In the industrial mentality, that’s fine — the point is sweetness, not health. And if health is a concern, there’s an industrial solution for that, too — vitamins and minerals can be isolated and synthesized from other substances, and used to “enrich” the sweetened product.
This sort of food production — food as an amalgamation of isolated elements — has thrived with the blessing of the FDA for decades, and continues unabated today.
Yet as Michael Pollan reported recently, the theory is unraveling in scientific circles. It turns out that human bodies require more than a bunch of isolates mixed together, dyed, and packaged. Nutrients work not alone, but within the context of whole foods. The vitamin C bound up in an orange gives us more than the equivalent amount of ascorbic-acid isolate; the latter can’t replace the former in a healthy diet.
(From another piece from Sunday’s Times, I learned that 80 percent isolated ascorbic acid acid used by U.S. food companies comes from China.)
Of course, the folly of what Pollan calls our “nutritionism” wasn’t immediately obvious. You can eat “enriched” white bread or drink a Coke or citric-acid-laced Tang and not keel over dead. But as incidence of obesity, diabetes, and other diet-related maladies surges, nutritionism is looking more and more suspect.
Monsanto and other GM-seed companies like Syngenta and Dupont have applied a similar theory to seeds. They take what they see as a desirable trait — say, the ability to withstand one of their own herbicides — isolate it, and splice it into seeds for a crop like corn or soy.
In test plots and now in vast monocultural plantings, nothing much happens immediately that’s obviously different from conventional corn and soy. For 10 years now, the FDA and USDA have reliably nodded their approval when the biotech industry comes out with a new gene-altered wonder seed.
The proliferation of GM crops has been stunning — unprecedented in the history of agriculture. Global GM plantings surged from nothing in 1995 to 250 million acres today. By 2004 in the United States, 80 percent of all soy and 45 percent of all corn — the two crops that prop up industrial food production — were GM. (Since then, the biofuel craze has almost certainly pushed those numbers up.)
Shockingly, according to a recent report (PDF), one company — Monsanto — owns the proprietary GM traits for more than 90 percent of the gene-altered corn, soy, cotton, and canola planted worldwide.
To get back to to the Times piece, Denise Caruso informs us of a recent study by the U.S. National Human Genome Research Institute and carried out by researchers around the globe.
“To their surprise,” Caruso writes, “researchers found that the human genome might not be a ‘tidy collection of independent genes’ after all, with each sequence linked to a specific function, such as a predisposition to diabetes or heart disease.”
Instead, she goes on, “genes appear to operate in a complex network, and interact and overlap with one another and other components in ways not fully understood.”
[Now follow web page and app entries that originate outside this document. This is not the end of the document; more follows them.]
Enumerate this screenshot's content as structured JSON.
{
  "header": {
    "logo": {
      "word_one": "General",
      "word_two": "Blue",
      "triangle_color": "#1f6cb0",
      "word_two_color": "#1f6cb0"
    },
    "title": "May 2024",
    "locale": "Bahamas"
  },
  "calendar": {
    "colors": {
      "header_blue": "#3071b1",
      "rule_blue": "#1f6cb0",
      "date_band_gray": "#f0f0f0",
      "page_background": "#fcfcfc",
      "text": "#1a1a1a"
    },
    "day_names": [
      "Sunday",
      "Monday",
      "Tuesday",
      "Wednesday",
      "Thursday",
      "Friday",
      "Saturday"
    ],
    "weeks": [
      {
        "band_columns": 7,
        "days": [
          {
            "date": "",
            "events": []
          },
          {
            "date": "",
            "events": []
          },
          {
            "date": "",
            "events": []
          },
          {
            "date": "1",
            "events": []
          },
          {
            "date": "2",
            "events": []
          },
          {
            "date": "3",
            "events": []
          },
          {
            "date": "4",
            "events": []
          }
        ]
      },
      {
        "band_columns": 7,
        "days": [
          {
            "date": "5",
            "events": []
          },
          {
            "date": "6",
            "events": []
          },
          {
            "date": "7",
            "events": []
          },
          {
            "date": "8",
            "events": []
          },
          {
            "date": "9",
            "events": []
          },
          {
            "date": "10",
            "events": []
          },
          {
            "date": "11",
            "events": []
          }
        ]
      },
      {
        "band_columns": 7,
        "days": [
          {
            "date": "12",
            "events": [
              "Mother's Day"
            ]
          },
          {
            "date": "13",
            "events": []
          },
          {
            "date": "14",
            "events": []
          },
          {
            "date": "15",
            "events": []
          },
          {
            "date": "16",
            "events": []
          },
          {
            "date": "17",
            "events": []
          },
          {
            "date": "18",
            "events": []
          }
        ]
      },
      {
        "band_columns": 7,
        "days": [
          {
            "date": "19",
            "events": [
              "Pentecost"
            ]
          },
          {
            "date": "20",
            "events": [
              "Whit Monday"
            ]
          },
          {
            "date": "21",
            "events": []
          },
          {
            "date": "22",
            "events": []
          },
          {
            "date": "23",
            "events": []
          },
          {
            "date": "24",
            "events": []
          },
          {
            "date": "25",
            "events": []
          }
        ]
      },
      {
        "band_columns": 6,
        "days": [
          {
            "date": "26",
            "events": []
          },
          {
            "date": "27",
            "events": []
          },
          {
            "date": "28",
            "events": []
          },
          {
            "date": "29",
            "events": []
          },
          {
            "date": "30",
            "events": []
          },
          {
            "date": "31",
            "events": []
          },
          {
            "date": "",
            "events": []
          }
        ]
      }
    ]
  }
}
According to Caruso, the study directly challenges the basis for the whole biotech industry, including its Monsanto-dominated ag arm. These companies operate under the assumption that they can identify a gene, patent it, and splice it into a plant organism, and control precisely how the modified organism will behave in the field.
But if the new research is correct, Monsanto really has no idea what its Roundup Ready soy or Bt-corn (corn spliced with the Bacillus thuringiensis gene toxic to beetles) will really do when planted by the millions of acres in fields.
Of course, the industry has an easy answer to this concern: we’ve already increased plantings to a quarter-billion acres in ten years, and everything’s fine! Or as reliable industry hack (and former FDA official) Henry I. Miller told Caruso, “both theory and experience confirm the extraordinary predictability and safety of gene-splicing technology and its products.”
But for 40 years, food-industry execs have been saying the same thing about the processed, “enriched” junk they churn out, even as incidence of diet-related health maladies surges.
In reality, we have no idea what sort of long-term effect all of those gene-altered corn, soy, and cotton plants are having on ecosystems.